FMP News and Events

The Faculty Mentor Program Celebrates Mentors

Don Dorsey award

(November, 2013) The Faculty Mentor Program (FMP) and Educational Opportunity Program (EOP) proudly hosted a reception in honor of the recipients of the 2013 Don Dorsey Excellence in Mentoring Awards. Read more...




Don Dorsey awards Wednesday, November 20, 5:00 - 7:00 p.m.
Thousand Oaks Room, USU

Please RSVP by calling the EOP Office at 818-677-4151.





 Call for Nominations for Don Dorsey Excellence in Mentoring Awards

(October, 2013) 
Click to download the 2013 Don Dorsey Excellence in Mentoring Awards nomination form:

FMP - Download Nomination

Complete this form by Wednesday, Oct. 30th, at 5pm and submit to:
Glenn Omatsu
Coordinator, Faculty Mentor Program
EOP Central
University Hall 205
(mail code: 8366)

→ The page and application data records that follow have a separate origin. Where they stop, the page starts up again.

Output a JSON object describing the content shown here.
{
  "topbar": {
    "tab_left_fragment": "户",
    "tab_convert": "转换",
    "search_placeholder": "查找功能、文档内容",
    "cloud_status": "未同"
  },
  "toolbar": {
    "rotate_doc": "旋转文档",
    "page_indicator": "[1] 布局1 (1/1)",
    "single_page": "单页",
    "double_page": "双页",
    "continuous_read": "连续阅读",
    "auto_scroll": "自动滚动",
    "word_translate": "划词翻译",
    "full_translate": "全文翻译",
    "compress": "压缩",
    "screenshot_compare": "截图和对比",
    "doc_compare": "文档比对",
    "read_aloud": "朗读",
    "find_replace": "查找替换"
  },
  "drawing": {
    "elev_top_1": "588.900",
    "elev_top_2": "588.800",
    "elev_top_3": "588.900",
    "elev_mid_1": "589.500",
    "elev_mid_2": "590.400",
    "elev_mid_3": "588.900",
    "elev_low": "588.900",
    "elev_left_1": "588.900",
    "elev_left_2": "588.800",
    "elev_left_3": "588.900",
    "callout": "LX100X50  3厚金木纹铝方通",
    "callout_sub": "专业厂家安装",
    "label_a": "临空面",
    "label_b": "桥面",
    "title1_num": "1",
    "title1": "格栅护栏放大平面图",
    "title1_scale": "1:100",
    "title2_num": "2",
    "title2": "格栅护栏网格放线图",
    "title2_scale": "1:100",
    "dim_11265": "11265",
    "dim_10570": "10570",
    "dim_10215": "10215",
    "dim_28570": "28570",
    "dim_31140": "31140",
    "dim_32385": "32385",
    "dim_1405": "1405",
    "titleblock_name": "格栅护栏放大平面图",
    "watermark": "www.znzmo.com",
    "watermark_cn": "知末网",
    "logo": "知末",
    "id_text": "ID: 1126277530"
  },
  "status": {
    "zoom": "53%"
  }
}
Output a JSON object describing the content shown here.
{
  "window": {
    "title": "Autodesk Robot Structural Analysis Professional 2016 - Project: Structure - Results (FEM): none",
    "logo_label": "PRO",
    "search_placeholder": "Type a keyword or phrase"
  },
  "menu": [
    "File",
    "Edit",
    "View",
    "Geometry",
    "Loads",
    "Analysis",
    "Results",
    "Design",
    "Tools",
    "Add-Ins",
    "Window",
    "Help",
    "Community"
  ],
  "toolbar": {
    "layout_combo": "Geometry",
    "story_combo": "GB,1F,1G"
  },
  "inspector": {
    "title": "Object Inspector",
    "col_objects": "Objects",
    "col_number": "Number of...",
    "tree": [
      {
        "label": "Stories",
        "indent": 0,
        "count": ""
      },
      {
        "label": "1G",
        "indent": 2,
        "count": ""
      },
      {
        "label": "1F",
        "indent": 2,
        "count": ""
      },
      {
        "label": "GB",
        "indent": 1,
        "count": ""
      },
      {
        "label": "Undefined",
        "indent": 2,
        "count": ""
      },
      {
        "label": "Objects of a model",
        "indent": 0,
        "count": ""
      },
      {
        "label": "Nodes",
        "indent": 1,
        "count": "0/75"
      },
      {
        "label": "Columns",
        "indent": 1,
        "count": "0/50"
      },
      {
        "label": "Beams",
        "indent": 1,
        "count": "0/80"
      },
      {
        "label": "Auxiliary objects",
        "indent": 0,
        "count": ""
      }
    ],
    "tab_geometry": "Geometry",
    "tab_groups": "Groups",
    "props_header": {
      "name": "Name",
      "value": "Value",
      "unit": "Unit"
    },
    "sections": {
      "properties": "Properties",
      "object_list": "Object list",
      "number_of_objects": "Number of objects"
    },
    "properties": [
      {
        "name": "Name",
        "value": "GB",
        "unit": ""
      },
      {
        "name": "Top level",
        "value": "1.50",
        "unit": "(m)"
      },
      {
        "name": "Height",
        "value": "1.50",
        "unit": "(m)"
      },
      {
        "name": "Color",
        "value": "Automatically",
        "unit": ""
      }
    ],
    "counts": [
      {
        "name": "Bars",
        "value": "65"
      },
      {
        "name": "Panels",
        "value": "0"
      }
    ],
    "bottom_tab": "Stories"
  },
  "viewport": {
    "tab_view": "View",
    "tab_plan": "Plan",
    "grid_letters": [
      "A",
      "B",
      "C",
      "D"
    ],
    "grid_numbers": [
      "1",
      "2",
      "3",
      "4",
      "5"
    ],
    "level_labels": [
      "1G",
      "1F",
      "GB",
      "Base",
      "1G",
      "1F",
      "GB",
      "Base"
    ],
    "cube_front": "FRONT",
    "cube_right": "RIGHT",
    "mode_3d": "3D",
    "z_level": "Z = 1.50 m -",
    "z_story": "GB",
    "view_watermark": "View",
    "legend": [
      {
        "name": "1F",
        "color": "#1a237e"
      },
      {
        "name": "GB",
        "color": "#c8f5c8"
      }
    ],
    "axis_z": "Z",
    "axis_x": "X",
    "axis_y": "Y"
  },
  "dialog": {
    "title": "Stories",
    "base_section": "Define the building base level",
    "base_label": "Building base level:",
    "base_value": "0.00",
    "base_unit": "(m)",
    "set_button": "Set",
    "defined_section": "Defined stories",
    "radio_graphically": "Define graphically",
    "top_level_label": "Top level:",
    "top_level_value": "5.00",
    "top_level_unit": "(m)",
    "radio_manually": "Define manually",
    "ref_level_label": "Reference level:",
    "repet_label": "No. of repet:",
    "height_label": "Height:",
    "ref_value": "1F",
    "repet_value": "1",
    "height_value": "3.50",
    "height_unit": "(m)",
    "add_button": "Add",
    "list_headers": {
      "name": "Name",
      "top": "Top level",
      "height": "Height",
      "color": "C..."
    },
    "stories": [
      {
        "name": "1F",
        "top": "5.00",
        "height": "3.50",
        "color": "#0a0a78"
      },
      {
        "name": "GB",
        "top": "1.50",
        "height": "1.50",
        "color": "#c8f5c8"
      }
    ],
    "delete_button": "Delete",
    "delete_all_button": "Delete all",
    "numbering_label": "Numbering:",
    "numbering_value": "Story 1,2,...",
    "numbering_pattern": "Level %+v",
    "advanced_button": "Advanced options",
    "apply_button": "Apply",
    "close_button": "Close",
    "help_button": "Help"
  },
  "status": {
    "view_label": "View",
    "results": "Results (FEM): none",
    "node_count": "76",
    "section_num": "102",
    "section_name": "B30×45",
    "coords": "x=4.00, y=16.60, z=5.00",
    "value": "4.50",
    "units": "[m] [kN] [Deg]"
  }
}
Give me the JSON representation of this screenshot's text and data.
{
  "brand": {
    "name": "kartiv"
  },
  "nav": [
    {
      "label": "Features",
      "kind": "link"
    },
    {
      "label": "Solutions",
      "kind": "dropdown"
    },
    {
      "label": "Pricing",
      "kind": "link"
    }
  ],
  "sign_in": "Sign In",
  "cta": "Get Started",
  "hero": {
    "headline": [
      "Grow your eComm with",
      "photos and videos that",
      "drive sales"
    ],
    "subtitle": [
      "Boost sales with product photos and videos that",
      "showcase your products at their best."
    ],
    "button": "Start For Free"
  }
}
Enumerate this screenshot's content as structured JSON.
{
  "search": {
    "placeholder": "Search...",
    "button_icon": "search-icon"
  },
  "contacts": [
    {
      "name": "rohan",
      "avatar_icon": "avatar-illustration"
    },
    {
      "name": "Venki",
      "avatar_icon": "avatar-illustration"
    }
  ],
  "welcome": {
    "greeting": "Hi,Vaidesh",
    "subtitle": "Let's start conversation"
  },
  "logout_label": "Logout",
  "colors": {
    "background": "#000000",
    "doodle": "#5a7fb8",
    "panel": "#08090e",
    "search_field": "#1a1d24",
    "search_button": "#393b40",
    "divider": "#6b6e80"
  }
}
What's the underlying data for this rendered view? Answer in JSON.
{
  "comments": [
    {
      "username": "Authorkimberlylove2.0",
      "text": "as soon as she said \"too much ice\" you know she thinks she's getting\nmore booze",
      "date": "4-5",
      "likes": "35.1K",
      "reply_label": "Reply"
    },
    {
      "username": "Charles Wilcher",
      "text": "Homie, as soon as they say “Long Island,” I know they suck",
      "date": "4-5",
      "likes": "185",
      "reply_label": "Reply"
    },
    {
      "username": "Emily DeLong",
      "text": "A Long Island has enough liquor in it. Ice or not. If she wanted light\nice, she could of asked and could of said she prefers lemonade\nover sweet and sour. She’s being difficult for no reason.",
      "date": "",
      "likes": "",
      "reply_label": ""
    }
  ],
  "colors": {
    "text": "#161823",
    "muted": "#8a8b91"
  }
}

Professor Glenn Omastu receives Community Heritage Award

Glenn Omatsu

(November, 2011) The award committee annually considers candidates who are administrators in the K-12 public school system or instructors in higher education. George Kiriyama’s areas of educational leadership included the areas of multicultural diversity and curriculum development, training teachers and administrators in the Japanese American experience and mentoring for leadership roles in education.

The committee, retired LAUSD administrator Kiyo Fukumoto, and Iku Kiriyama, retired LAUSD educator and widow of George Kiriyama, selected Omatsu as he especially stood out as a longtime mentor of students in higher education. Among his students at UCLA and CSUN, Omatsu has been admired and respected for encouraging and guiding his students to always look forward to the possibilities they can accomplish. It was for his mentorship that he was recognized by the Japanese American Historical Society of Southern California in 1993 as a Community Heritage Award honoree.

Hitting close to home, it was Omatsu who challenged George and Iku’s daughter, Traci, to work towards establishing Asian American Studies at CSU Fullerton, a program that Traci envied at UCLA. Because of his encouragement, Traci helped to lead the effort to establish Asian American Studies as a minor at CSUF, which subsequently became available as a major. “I definitely consider him one of my mentors in encouraging me and others to work with students and faculty at CSUF to get Asian American Studies off the ground at school,” stated Traci. “He was a part of the reason that I didn't just keep hanging around at UCLA every week. I'm just a tiny example of the many Asian American and JA students that he's inspired and mentored to continue not just as activists and organizers, but as educators.”